━━━━━ INFORMATION SHOWN ━━━━━
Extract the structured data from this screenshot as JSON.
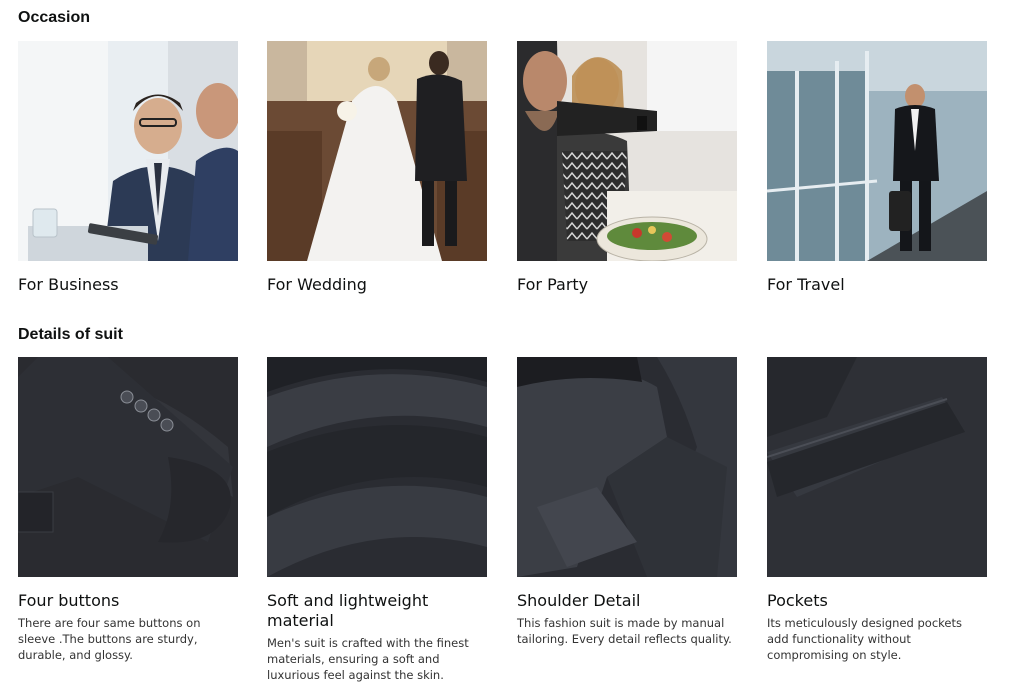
{
  "occasion": {
    "title": "Occasion",
    "items": [
      {
        "label": "For Business"
      },
      {
        "label": "For Wedding"
      },
      {
        "label": "For Party"
      },
      {
        "label": "For Travel"
      }
    ]
  },
  "details": {
    "title": "Details of suit",
    "items": [
      {
        "label": "Four buttons",
        "desc": "There are four same buttons on sleeve .The buttons are sturdy, durable, and glossy."
      },
      {
        "label": "Soft and lightweight material",
        "desc": "Men's suit is crafted with the finest materials, ensuring a soft and luxurious feel against the skin."
      },
      {
        "label": "Shoulder Detail",
        "desc": "This fashion suit is made by manual tailoring. Every detail reflects quality."
      },
      {
        "label": "Pockets",
        "desc": "Its meticulously designed pockets add functionality without compromising on style."
      }
    ]
  }
}
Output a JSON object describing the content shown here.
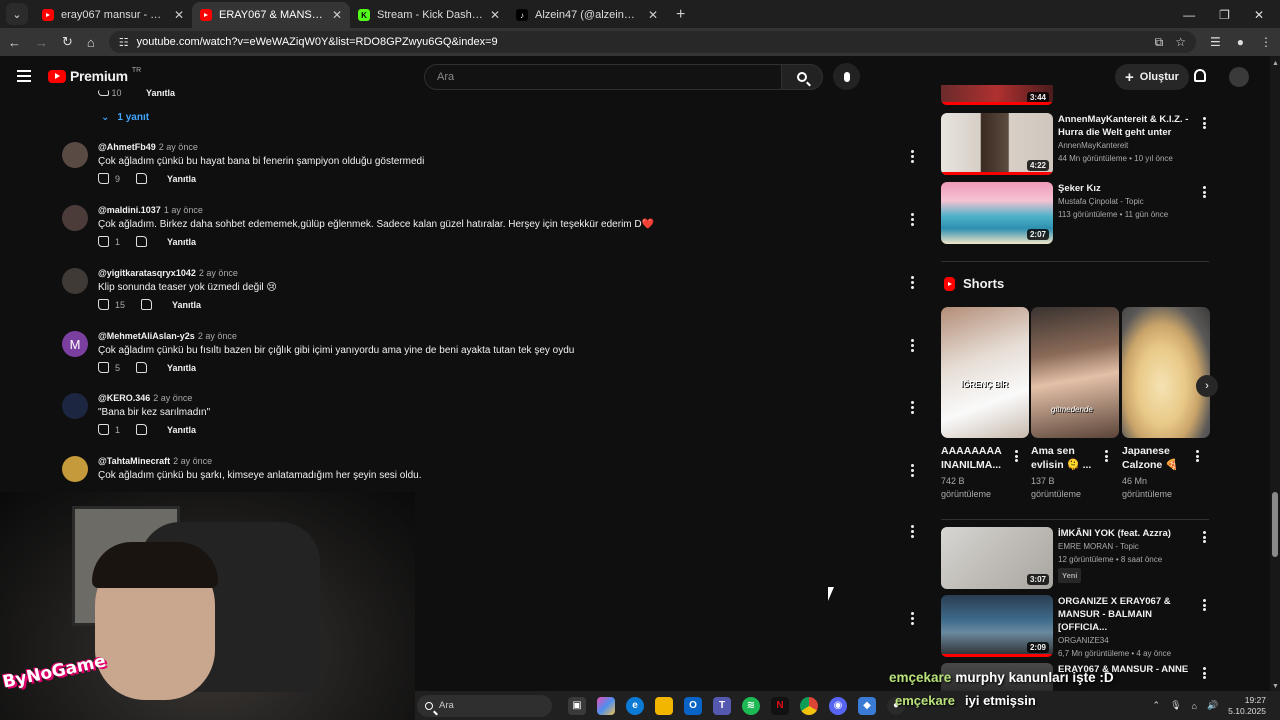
{
  "browser": {
    "tabs": [
      {
        "label": "eray067 mansur - YouTube",
        "favicon": "youtube-icon",
        "active": false
      },
      {
        "label": "ERAY067 & MANSUR - ÇOK AĞLADIM",
        "favicon": "youtube-icon",
        "active": true
      },
      {
        "label": "Stream - Kick Dashboard",
        "favicon": "kick-icon",
        "active": false
      },
      {
        "label": "Alzein47 (@alzein4735) | TikTok",
        "favicon": "tiktok-icon",
        "active": false
      }
    ],
    "url": "youtube.com/watch?v=eWeWAZiqW0Y&list=RDO8GPZwyu6GQ&index=9"
  },
  "yt_header": {
    "logo_text": "Premium",
    "region": "TR",
    "search_placeholder": "Ara",
    "create_label": "Oluştur"
  },
  "comments": {
    "prev_reply_label": "Yanıtla",
    "prev_like_count": "10",
    "replies_toggle": "1 yanıt",
    "items": [
      {
        "user": "@AhmetFb49",
        "time": "2 ay önce",
        "text": "Çok ağladım çünkü bu hayat bana bi fenerin şampiyon olduğu göstermedi",
        "likes": "9",
        "reply": "Yanıtla",
        "avatar": ""
      },
      {
        "user": "@maldini.1037",
        "time": "1 ay önce",
        "text": "Çok ağladım. Birkez daha sohbet edememek,gülüp eğlenmek. Sadece kalan güzel hatıralar. Herşey için teşekkür ederim D❤️",
        "likes": "1",
        "reply": "Yanıtla",
        "avatar": ""
      },
      {
        "user": "@yigitkaratasqryx1042",
        "time": "2 ay önce",
        "text": "Klip sonunda teaser yok üzmedi değil 😢",
        "likes": "15",
        "reply": "Yanıtla",
        "avatar": ""
      },
      {
        "user": "@MehmetAliAslan-y2s",
        "time": "2 ay önce",
        "text": "Çok ağladım çünkü bu fısıltı bazen bir çığlık gibi içimi yanıyordu ama yine de beni ayakta tutan tek şey oydu",
        "likes": "5",
        "reply": "Yanıtla",
        "avatar": "M"
      },
      {
        "user": "@KERO.346",
        "time": "2 ay önce",
        "text": "\"Bana bir kez sarılmadın\"",
        "likes": "1",
        "reply": "Yanıtla",
        "avatar": ""
      },
      {
        "user": "@TahtaMinecraft",
        "time": "2 ay önce",
        "text": "Çok ağladım çünkü bu şarkı, kimseye anlatamadığım her şeyin sesi oldu.",
        "likes": "",
        "reply": "",
        "avatar": ""
      }
    ]
  },
  "webcam": {
    "overlay_tag": "ByNoGame"
  },
  "sidebar": {
    "videos_top": [
      {
        "title": "",
        "channel": "",
        "meta": "",
        "duration": "3:44",
        "badge": ""
      },
      {
        "title": "AnnenMayKantereit & K.I.Z. - Hurra die Welt geht unter",
        "channel": "AnnenMayKantereit",
        "meta": "44 Mn görüntüleme • 10 yıl önce",
        "duration": "4:22",
        "badge": ""
      },
      {
        "title": "Şeker Kız",
        "channel": "Mustafa Çinpolat - Topic",
        "meta": "113 görüntüleme • 11 gün önce",
        "duration": "2:07",
        "badge": ""
      }
    ],
    "shorts_label": "Shorts",
    "shorts": [
      {
        "title": "AAAAAAAA INANILMA...",
        "views": "742 B görüntüleme",
        "thumb_text": "İĞRENÇ BİR"
      },
      {
        "title": "Ama sen evlisin 🫠 ...",
        "views": "137 B görüntüleme",
        "thumb_text": "gitmedende"
      },
      {
        "title": "Japanese Calzone 🍕",
        "views": "46 Mn görüntüleme",
        "thumb_text": ""
      }
    ],
    "videos_bottom": [
      {
        "title": "İMKÂNI YOK (feat. Azzra)",
        "channel": "EMRE MORAN - Topic",
        "meta": "12 görüntüleme • 8 saat önce",
        "duration": "3:07",
        "badge": "Yeni"
      },
      {
        "title": "ORGANIZE X ERAY067 & MANSUR - BALMAIN [OFFICIA...",
        "channel": "ORGANIZE34",
        "meta": "6,7 Mn görüntüleme • 4 ay önce",
        "duration": "2:09",
        "badge": ""
      },
      {
        "title": "ERAY067 & MANSUR - ANNE",
        "channel": "",
        "meta": "",
        "duration": "",
        "badge": ""
      }
    ]
  },
  "chat": [
    {
      "user": "emçekare",
      "msg": "murphy kanunları işte :D"
    },
    {
      "user": "emçekare",
      "msg": "iyi etmişsin"
    }
  ],
  "taskbar": {
    "search_placeholder": "Ara",
    "time": "19:27",
    "date": "5.10.2025"
  }
}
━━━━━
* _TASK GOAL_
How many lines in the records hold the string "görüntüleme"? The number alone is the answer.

* _EXERCISE ANSWER_
7